About this exercise |
Find each line of the material below in which the word "Empty" occurs, and return it.

Dataset extract |
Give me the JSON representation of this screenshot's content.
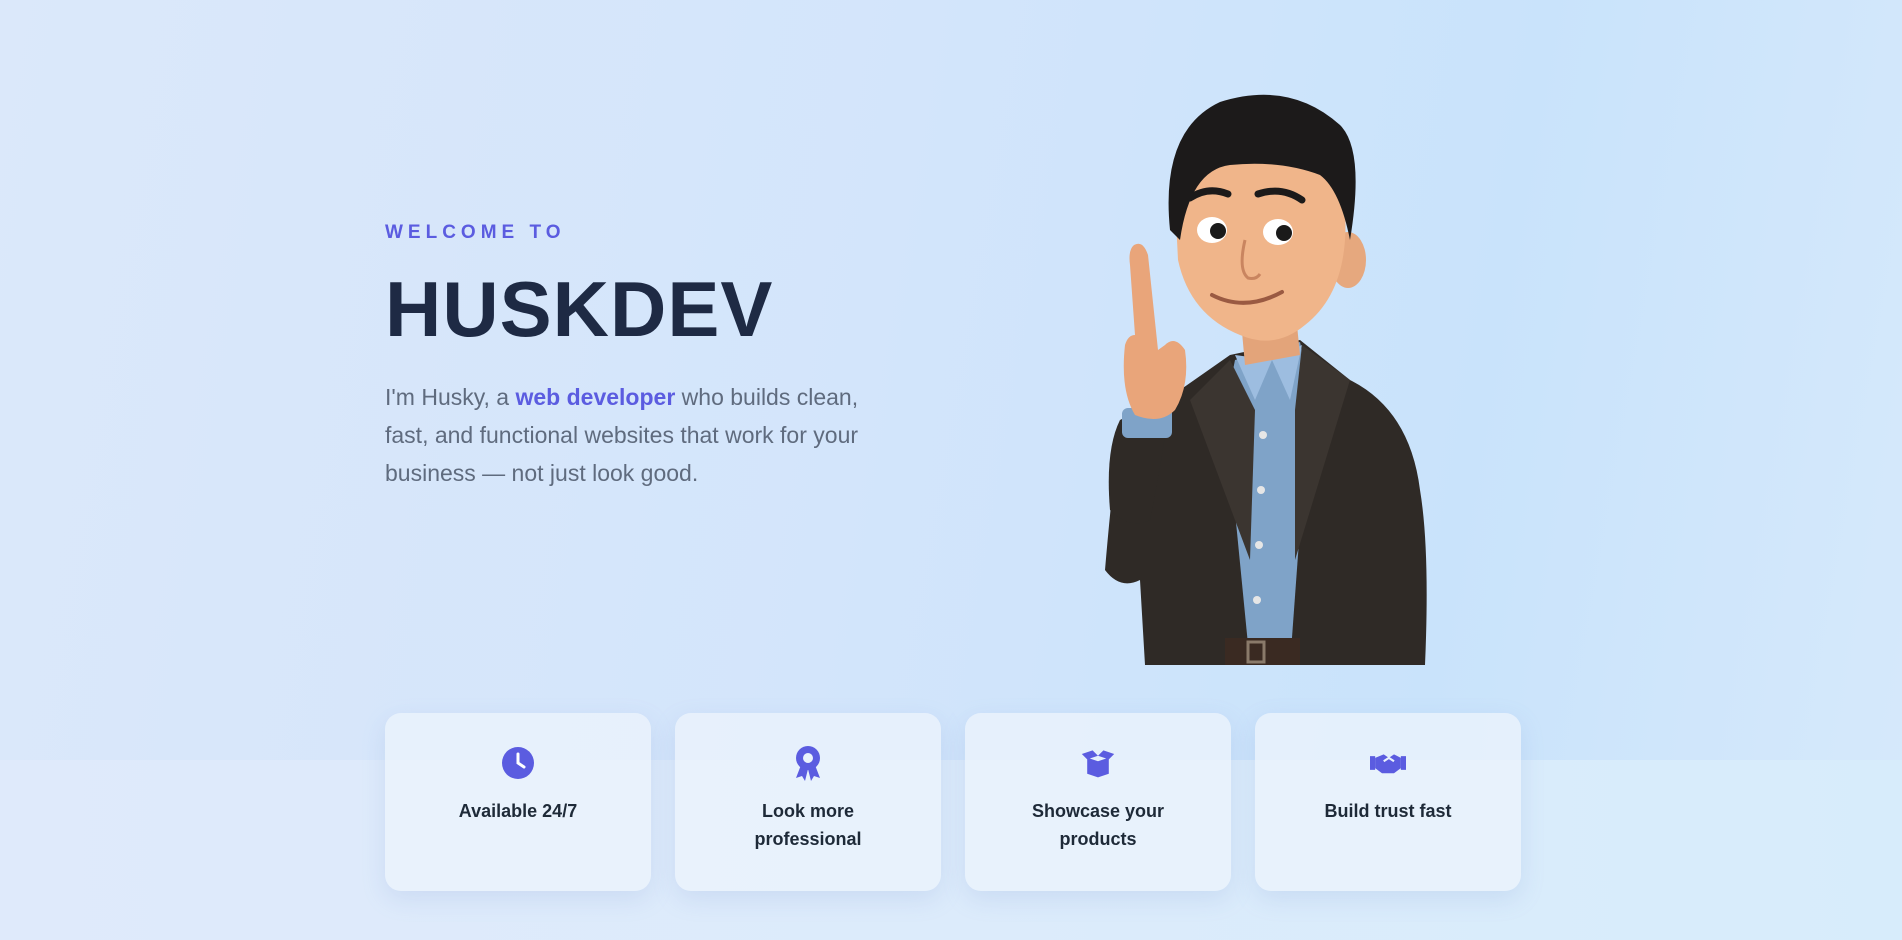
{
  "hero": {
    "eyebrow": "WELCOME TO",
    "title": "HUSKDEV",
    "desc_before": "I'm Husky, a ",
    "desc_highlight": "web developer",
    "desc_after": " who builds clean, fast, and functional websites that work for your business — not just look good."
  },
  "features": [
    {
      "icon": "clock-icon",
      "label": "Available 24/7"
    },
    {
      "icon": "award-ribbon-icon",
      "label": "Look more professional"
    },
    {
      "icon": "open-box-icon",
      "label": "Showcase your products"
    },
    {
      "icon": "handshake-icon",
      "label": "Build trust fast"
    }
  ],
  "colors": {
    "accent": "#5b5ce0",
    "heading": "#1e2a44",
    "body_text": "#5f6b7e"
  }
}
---
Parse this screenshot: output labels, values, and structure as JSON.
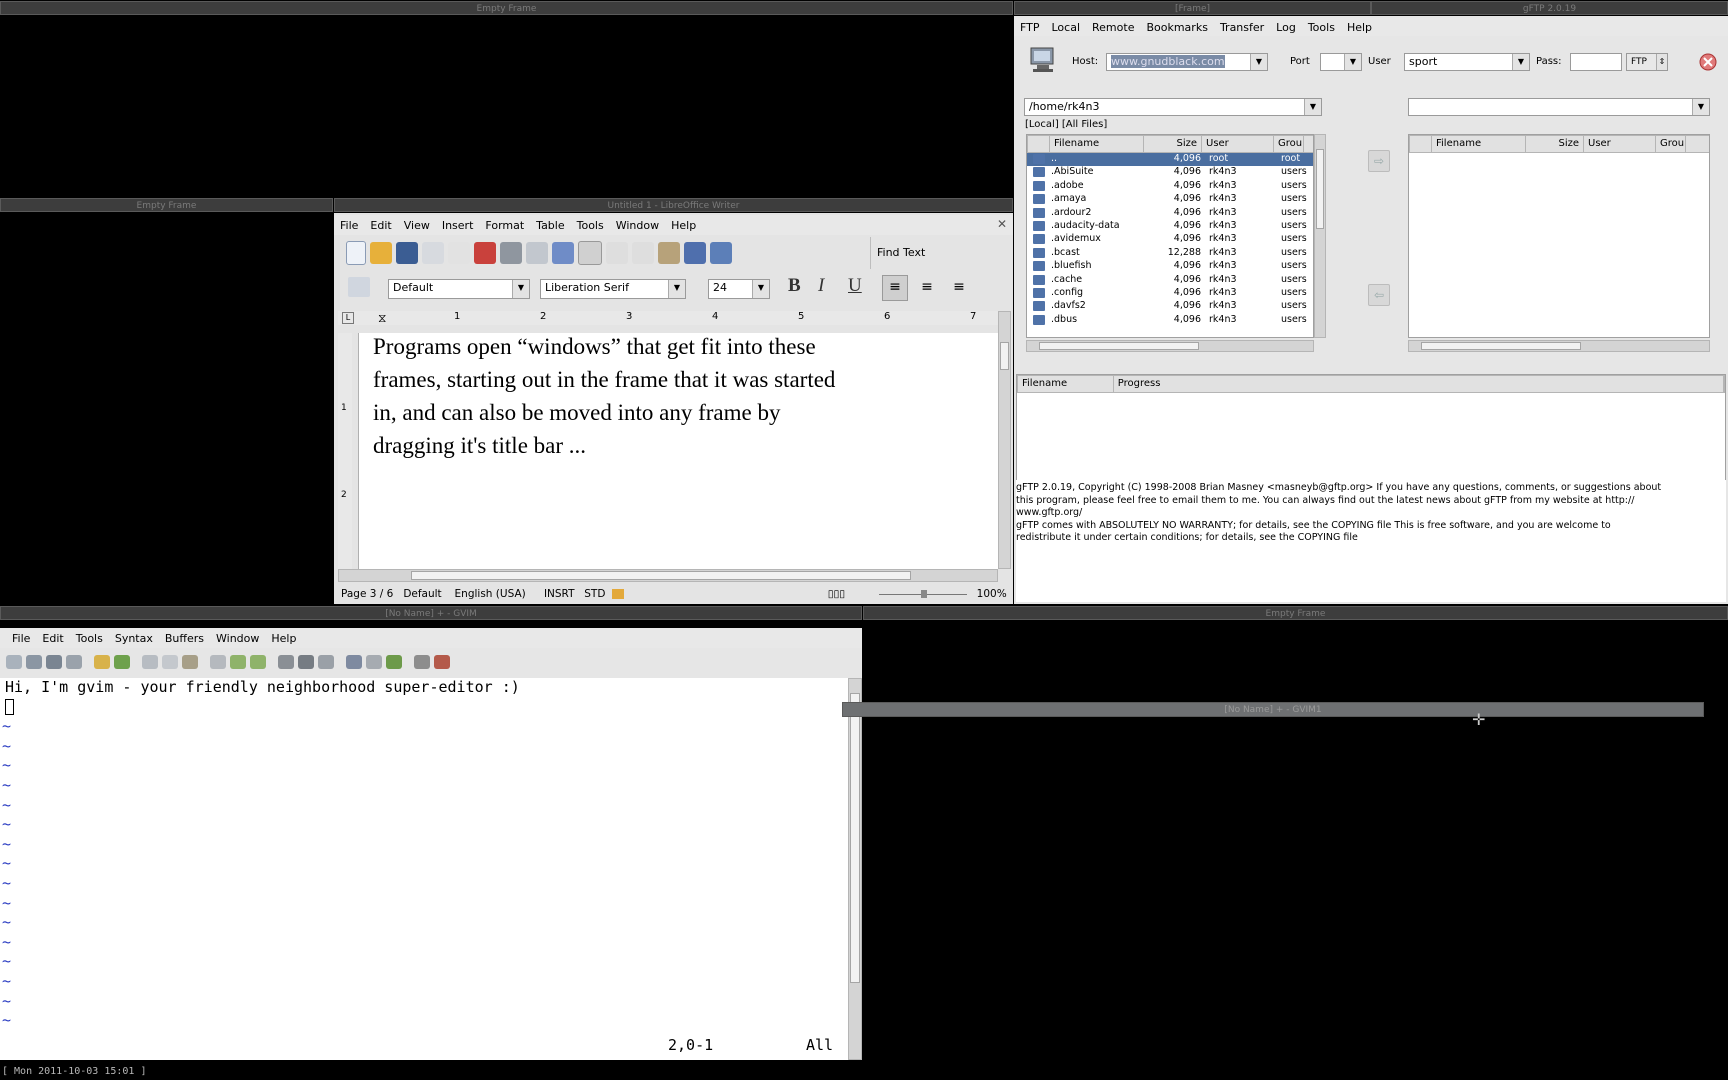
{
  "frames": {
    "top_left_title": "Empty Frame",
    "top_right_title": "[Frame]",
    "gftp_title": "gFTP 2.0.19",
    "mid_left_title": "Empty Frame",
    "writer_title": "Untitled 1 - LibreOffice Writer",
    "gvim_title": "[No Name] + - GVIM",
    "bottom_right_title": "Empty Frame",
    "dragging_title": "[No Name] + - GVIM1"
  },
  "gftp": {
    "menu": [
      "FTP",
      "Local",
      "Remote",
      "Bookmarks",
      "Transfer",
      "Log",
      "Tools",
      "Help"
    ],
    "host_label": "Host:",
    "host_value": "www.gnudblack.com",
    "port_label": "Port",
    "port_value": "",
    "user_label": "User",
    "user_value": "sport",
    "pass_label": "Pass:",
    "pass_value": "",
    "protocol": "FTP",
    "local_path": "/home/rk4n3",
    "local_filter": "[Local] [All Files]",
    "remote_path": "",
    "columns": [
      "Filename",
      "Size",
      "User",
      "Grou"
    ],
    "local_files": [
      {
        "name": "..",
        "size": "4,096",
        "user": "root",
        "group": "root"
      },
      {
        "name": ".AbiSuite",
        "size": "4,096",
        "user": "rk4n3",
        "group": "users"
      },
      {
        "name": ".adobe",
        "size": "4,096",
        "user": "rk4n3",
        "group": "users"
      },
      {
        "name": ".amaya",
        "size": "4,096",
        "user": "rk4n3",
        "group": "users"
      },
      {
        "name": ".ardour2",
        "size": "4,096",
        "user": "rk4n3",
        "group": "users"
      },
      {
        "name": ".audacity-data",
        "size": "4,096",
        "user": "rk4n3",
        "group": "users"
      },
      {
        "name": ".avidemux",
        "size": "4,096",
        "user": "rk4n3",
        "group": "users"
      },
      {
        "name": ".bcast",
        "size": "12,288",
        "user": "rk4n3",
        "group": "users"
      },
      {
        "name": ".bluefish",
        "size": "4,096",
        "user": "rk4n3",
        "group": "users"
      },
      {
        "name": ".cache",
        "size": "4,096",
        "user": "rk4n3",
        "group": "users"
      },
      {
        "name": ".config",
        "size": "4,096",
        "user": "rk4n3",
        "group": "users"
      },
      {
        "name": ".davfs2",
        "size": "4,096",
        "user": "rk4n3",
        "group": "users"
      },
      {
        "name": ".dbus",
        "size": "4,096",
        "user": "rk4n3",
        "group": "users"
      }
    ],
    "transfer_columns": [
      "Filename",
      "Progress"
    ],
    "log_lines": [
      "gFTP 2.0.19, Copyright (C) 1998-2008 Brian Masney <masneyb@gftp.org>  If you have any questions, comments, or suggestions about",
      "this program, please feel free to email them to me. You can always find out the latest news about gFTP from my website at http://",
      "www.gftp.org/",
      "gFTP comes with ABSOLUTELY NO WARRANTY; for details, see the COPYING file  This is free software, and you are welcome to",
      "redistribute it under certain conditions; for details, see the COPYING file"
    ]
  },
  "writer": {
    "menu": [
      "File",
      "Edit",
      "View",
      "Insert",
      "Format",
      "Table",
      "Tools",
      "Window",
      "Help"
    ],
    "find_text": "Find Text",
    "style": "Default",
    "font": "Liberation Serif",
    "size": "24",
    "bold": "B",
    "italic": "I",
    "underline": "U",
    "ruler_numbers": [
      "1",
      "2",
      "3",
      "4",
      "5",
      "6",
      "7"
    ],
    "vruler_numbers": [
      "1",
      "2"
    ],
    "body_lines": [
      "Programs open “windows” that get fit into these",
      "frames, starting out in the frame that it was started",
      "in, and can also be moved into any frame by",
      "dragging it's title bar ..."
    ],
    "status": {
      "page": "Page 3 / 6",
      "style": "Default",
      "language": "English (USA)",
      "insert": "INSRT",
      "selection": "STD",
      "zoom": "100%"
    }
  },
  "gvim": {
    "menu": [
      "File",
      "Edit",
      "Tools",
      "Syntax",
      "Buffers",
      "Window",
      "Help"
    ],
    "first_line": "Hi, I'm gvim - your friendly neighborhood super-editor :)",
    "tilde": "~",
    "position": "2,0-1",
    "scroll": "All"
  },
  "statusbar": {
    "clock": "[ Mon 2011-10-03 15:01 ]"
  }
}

Reply to the exercise |
    "top_left_title": "Empty Frame",
    "mid_left_title": "Empty Frame",
    "bottom_right_title": "Empty Frame",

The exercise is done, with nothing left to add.